For Crying Out Loud

You know that episode of Everybody Loves Raymond, where Deborah turns on the Theme from Ice Castles so she can have a good cry? Yeah, that.

I remember reading something about the different temperaments of children when Max was around age 2 I think. I believe it was Happiest Baby or Happiest Toddler on the Block by Harvey Karp. The one temperament that I associated with Max was one in which the child held his sh!t together all day for school or child care but then completely lost it at home when back in the safe arms of his parents. Max was and still is totally like that, and I’m beginning to think I am too.

I have a lot swirling around in my brain. I’m having dreams about work every night, causing me interrupted sleep. We’re dealing with some unsettling news about Max (more to come on that in a later post) and I’m just feeling run down. I need to figure out a way to motivate and push myself to eat better and sleep more. I know that will help, but right now, I’m just so grumpy and I can’t shake it. I’m losing it at home. I’m hoping getting out for some fresh air and the change in routine for Christmas will help. Fingers crossed.

I Love This Article

I love this article. It really speaks to how isolating parenting can be. I’m constantly wondering why parents can’t be more honest– why mothers especially can’t just be more open about what they are going through and how hard this is. If we all just helped each other instead of trying to better than one another life might be a bit easier on all of us.

Change

I’m really struggling right now. I need a change. I need to do something different. I’m bored with the constant chaos if that makes any sense. Every day is the same, yet there is always something different. Maybe it’s more the routine. The systems that have been put in place to keep us sane– to keep food on the table and in lunchboxes. To keep diapers and extra clothes and snacks at all the appropriate “schools” for each child. They’re dragging me down.

I can’t decide if I just need a job change or a location change. I fantasize about a bigger house that needs less work and has better storage. Somewhere that feels more rural, more peaceful. A fresh start. BUT, I can’t help but like this house, our first house, the house my kids were born in. I like our neighbors and the spray park and our diner. I don’t like Max’s school or our home location next to a gas station and right off a busy, noisy, dirty street. I need to open my windows at night without fear that our neighbors or a truck will be too loud and set off the dog barking or a kid crying.

As far as jobs go, I want to do something important. I want to something meaningful and helpful. I go back and forth on what that means each day. So far, I’ve considered:

1. Staying home with the boys

2. Becoming a professional blogger talking about my point of view as a full-time working parent with a special needs child. (I realize that this doesn’t make any sense as essentially I’d have to quit my full-time job or decrease my hours to do this which negates the point of the blog.
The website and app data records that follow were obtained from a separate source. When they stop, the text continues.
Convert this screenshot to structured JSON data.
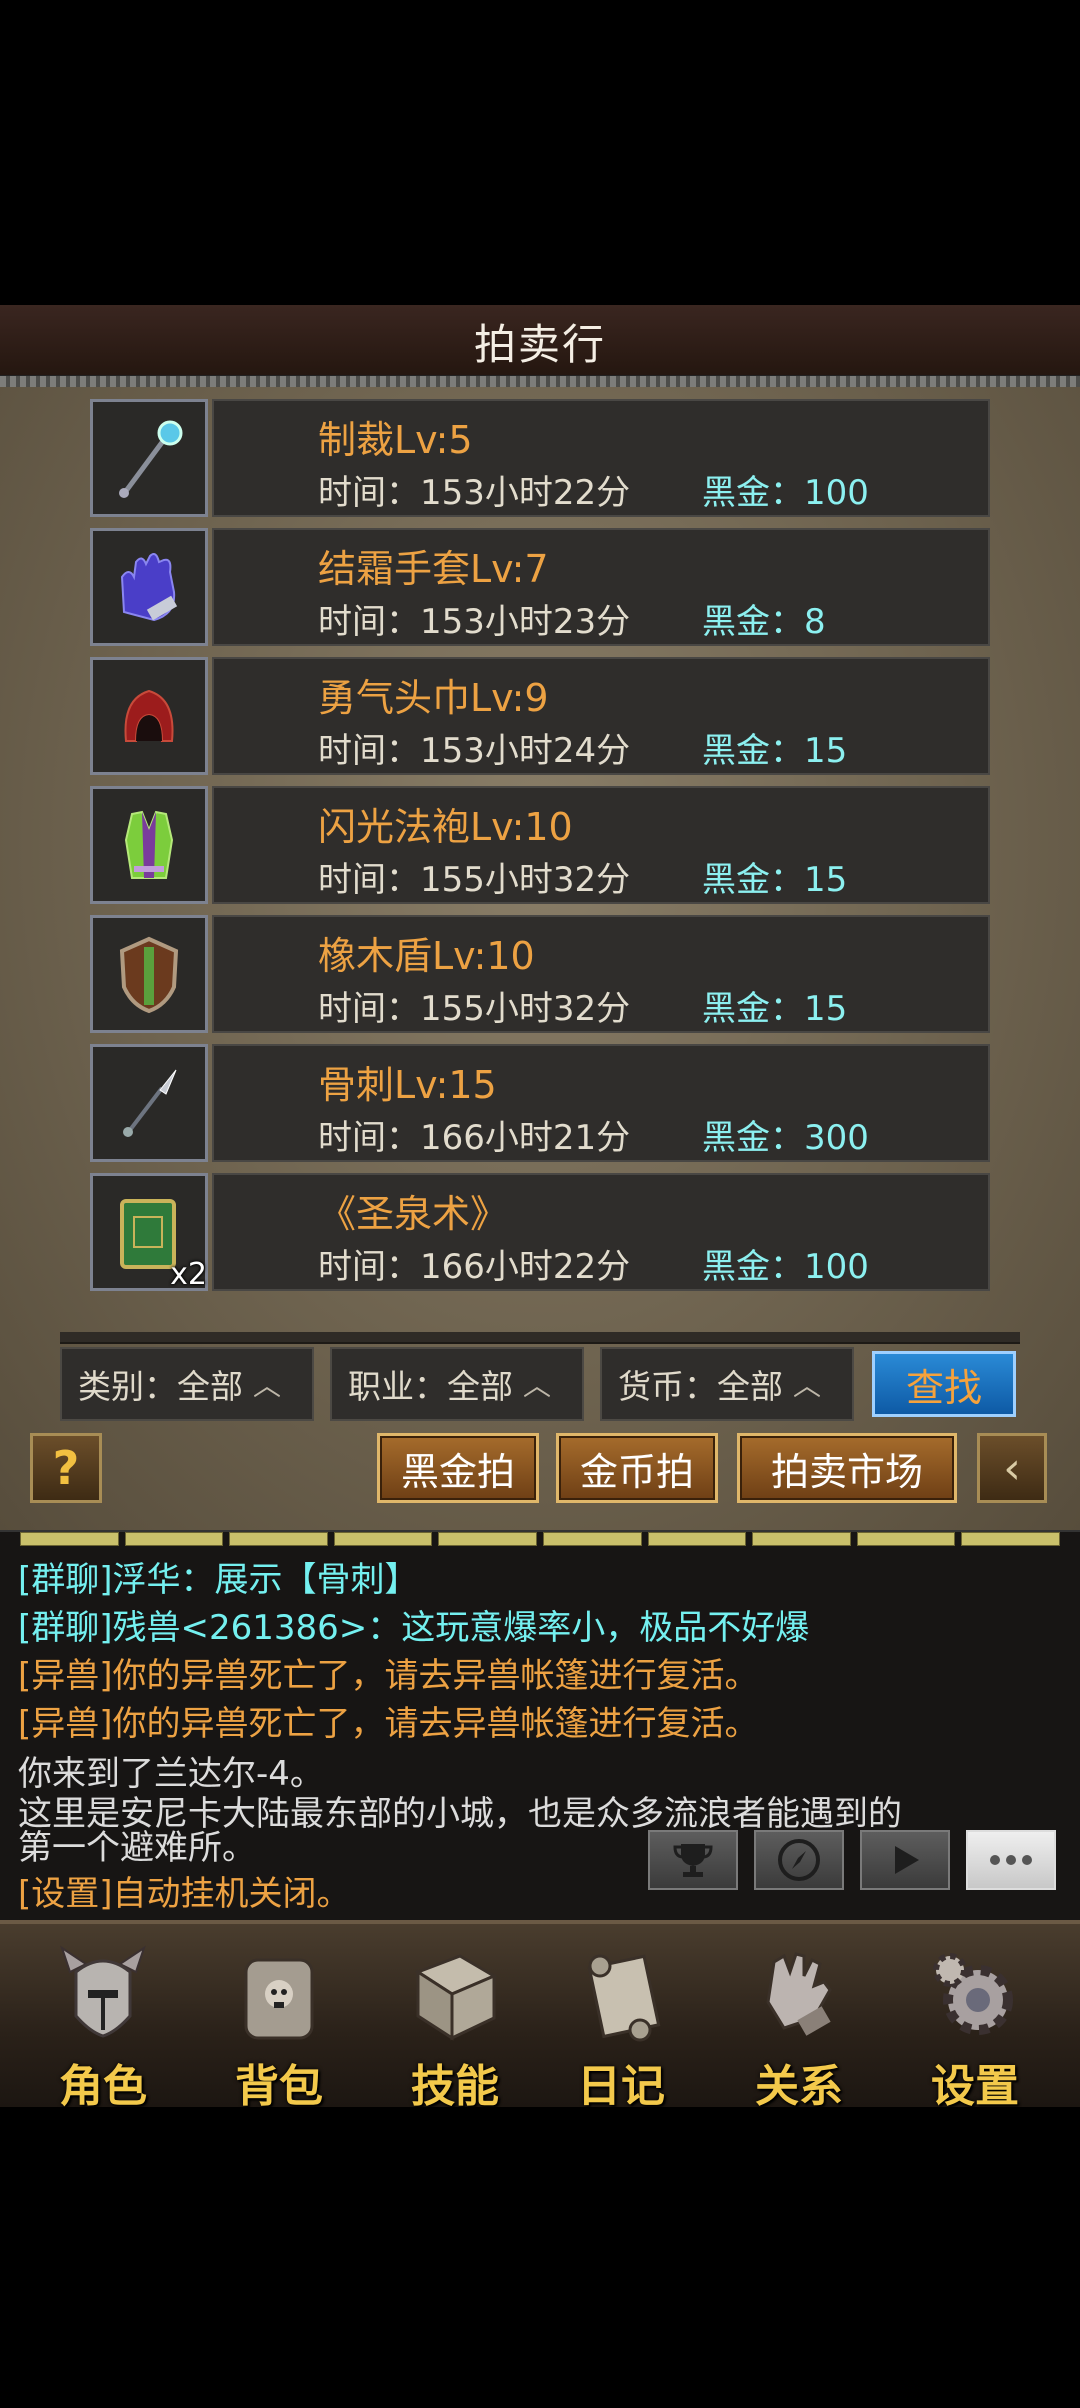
{
  "title": "拍卖行",
  "items": [
    {
      "name": "制裁Lv:5",
      "time": "时间：153小时22分",
      "price": "黑金：100",
      "icon": "scepter-icon"
    },
    {
      "name": "结霜手套Lv:7",
      "time": "时间：153小时23分",
      "price": "黑金：8",
      "icon": "glove-icon"
    },
    {
      "name": "勇气头巾Lv:9",
      "time": "时间：153小时24分",
      "price": "黑金：15",
      "icon": "hood-icon"
    },
    {
      "name": "闪光法袍Lv:10",
      "time": "时间：155小时32分",
      "price": "黑金：15",
      "icon": "robe-icon"
    },
    {
      "name": "橡木盾Lv:10",
      "time": "时间：155小时32分",
      "price": "黑金：15",
      "icon": "shield-icon"
    },
    {
      "name": "骨刺Lv:15",
      "time": "时间：166小时21分",
      "price": "黑金：300",
      "icon": "spear-icon"
    },
    {
      "name": "《圣泉术》",
      "time": "时间：166小时22分",
      "price": "黑金：100",
      "icon": "book-icon",
      "count": "x2"
    }
  ],
  "filters": {
    "category": "类别：全部",
    "profession": "职业：全部",
    "currency": "货币：全部"
  },
  "search_label": "查找",
  "help_label": "?",
  "actions": {
    "black_gold": "黑金拍",
    "gold_coin": "金币拍",
    "market": "拍卖市场"
  },
  "chat": [
    {
      "text": "[群聊]浮华：展示【骨刺】",
      "color": "cyan"
    },
    {
      "text": "[群聊]残兽<261386>：这玩意爆率小，极品不好爆",
      "color": "cyan"
    },
    {
      "text": "[异兽]你的异兽死亡了，请去异兽帐篷进行复活。",
      "color": "orange"
    },
    {
      "text": "[异兽]你的异兽死亡了，请去异兽帐篷进行复活。",
      "color": "orange"
    },
    {
      "text": "你来到了兰达尔-4。",
      "color": "white"
    },
    {
      "text": "这里是安尼卡大陆最东部的小城，也是众多流浪者能遇到的",
      "color": "white"
    },
    {
      "text": "第一个避难所。",
      "color": "white"
    },
    {
      "text": "[设置]自动挂机关闭。",
      "color": "orange"
    }
  ],
  "nav": [
    {
      "label": "角色",
      "icon": "helmet-icon"
    },
    {
      "label": "背包",
      "icon": "backpack-icon"
    },
    {
      "label": "技能",
      "icon": "skill-book-icon"
    },
    {
      "label": "日记",
      "icon": "scroll-icon"
    },
    {
      "label": "关系",
      "icon": "gauntlet-icon"
    },
    {
      "label": "设置",
      "icon": "gear-icon"
    }
  ],
  "colors": {
    "item_name": "#eda243",
    "price": "#8cf0f0",
    "nav_label": "#f3c94b"
  }
}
See where my circular thinking is going).

3. Going to nursing school

4. Renewing my teaching license

5. Opening a children’s consignment shop named Pumpernickel

6. Working for Early Intervention

Clearly I haven’t figured out which is best but I hope I do soon…as does my husband.